The researchers then matched that evidence to water level observations from federal tide gauge to identify a threshold water level at which flooding begins. This allowed the authors to confirm that the flooding is due to seawater level and not precipitation. “Flooding due to precipitation would also affect visits, interfering with our estimates of how high-tide flooding affects visits. We know that high-tide flooding is a major concern for the city right now, and it is likely to get worse in the future, so we wanted to pinpoint that effect,” explained Hino.
They found that Annapolis exceeded the threshold water level during 63 days in 2017.
Hino and her colleagues then estimated the impacts of high-tide flooding on local economic activity by using visits to City Dock as an indicator. To do this, they used records of parking transactions in the City Dock parking lot from May 2016 to November 2017 and matched each hour of records to hourly tidal and precipitation data. Hino said the parking meters allowed the authors to measure visits at a very fine time scale.
By analyzing this data, Hino and her colleagues found that minor floods, 1.73 to 2.03 feet above the threshold, reduced visits by 37% to 38%, while moderate floods, 2.03 to 2.33 feet above the threshold, reduced visits by 63% to 65% and major floods, more than 2.33 feet above the threshold, reduced visits by 88% to 89%. This decrease in visits continued for many hours after the water receded. This finding indicates that, in 2017, high-tide flooding led to the loss of 2,916 visitors to City Dock, or a 1.7% decrease.
“The relationship is clear: higher sea levels mean more high-tide flooding, which means more disruption in these coastal communities,” said Hino.
To supplement their data, the authors also reported on data from the City of Annapolis, which collected daily revenue data from eight of the businesses around the City Dock affected by high-tide flooding and compared revenue on a flood date to the same day in previous years. Flooding decreased revenue by approximately 22.5%, costing the eight businesses studied between $86,000 and $172,000 in revenue that year. The researchers estimated that a 1% loss in visits translated to a 0.61% loss in revenue and that the City Dock businesses lost 0.7 to 1.4% of their annual revenue in 2017 due to high-tide flooding.

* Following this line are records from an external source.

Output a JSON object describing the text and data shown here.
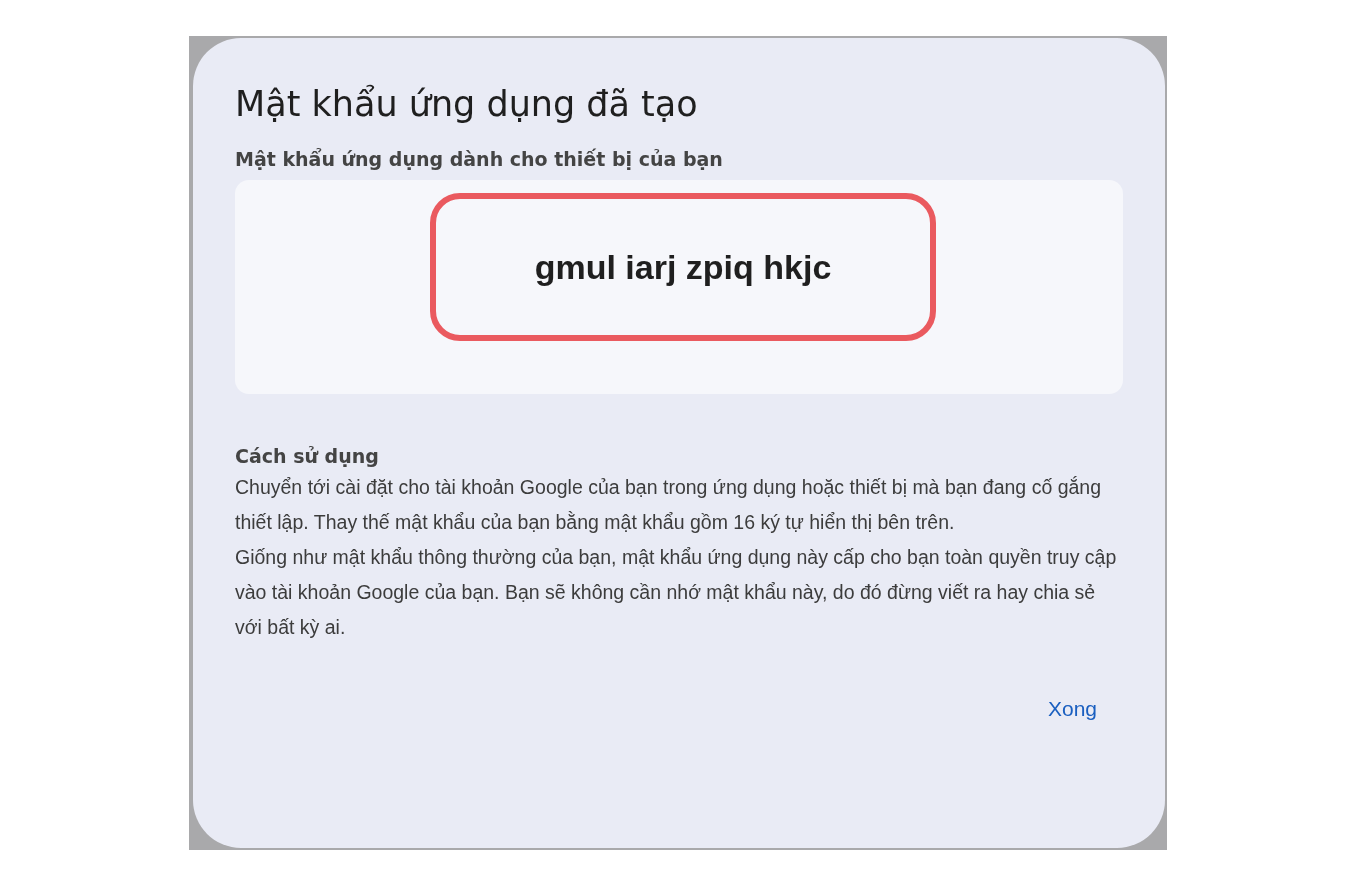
{
  "dialog": {
    "title": "Mật khẩu ứng dụng đã tạo",
    "password_label": "Mật khẩu ứng dụng dành cho thiết bị của bạn",
    "password": "gmul iarj zpiq hkjc",
    "password_highlighted": true,
    "usage_heading": "Cách sử dụng",
    "usage_paragraphs": [
      "Chuyển tới cài đặt cho tài khoản Google của bạn trong ứng dụng hoặc thiết bị mà bạn đang cố gắng thiết lập. Thay thế mật khẩu của bạn bằng mật khẩu gồm 16 ký tự hiển thị bên trên.",
      "Giống như mật khẩu thông thường của bạn, mật khẩu ứng dụng này cấp cho bạn toàn quyền truy cập vào tài khoản Google của bạn. Bạn sẽ không cần nhớ mật khẩu này, do đó đừng viết ra hay chia sẻ với bất kỳ ai."
    ],
    "done_button": "Xong"
  }
}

To anticipate how the impacts of high-tide flooding are likely to progress in the future, the authors calculated what might happen when sea levels rise higher than 2017 observed water levels. They discovered that just three inches of increased sea level results in around 3,221 lost visits. One-foot sea level rise led to a loss between 28,098 to 45,559 visits at City Dock, their analysis predicted, which is equivalent to a 24% (19 to 28%) decrease relative to a year with no floods.

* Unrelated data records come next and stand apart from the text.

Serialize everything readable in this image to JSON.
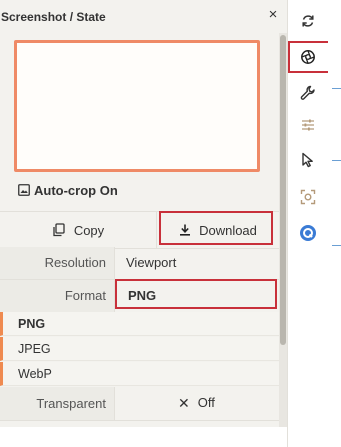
{
  "panel": {
    "title": "Screenshot / State",
    "close_glyph": "×",
    "autocrop_label": "Auto-crop On",
    "autocrop_icon": "image-icon"
  },
  "actions": {
    "copy_label": "Copy",
    "download_label": "Download"
  },
  "settings": {
    "resolution_label": "Resolution",
    "resolution_value": "Viewport",
    "format_label": "Format",
    "format_value": "PNG",
    "format_options": [
      "PNG",
      "JPEG",
      "WebP"
    ],
    "transparent_label": "Transparent",
    "transparent_glyph": "✕",
    "transparent_value": "Off"
  },
  "toolbar": {
    "items": [
      "refresh-icon",
      "aperture-icon",
      "wrench-icon",
      "sliders-icon",
      "cursor-icon",
      "capture-icon",
      "app-icon"
    ]
  },
  "colors": {
    "accent": "#ef8a66",
    "highlight": "#c8303a",
    "panel_bg": "#f3f2ee"
  }
}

“Looking forward, these impacts grow very, very quickly,” Hino said at a press briefing Thursday at the 2019 AAAS Annual Meeting.
Future studies should focus on a more complete understanding of high-tide flooding impacts that can help guide investments in drainage infrastructure, pumps and structure elevation and more. In an interview conducted by Samanthe Belanger, a co-author of the paper also from Stanford University, and Hino, a City Dock business representative said of flooding, “We just deal with it. Cross our fingers and hope that sea levels aren’t rising too much.”
Each community’s adaptive measures will vary, Hino added. “It is really going to depend on the local context to know what the right answer is,” she said, requiring coastal communities to decide on a path forward because the impacts of high-tide flooding can already be seen.
[Associated image: Will Parson/Chesapeake Bay Program]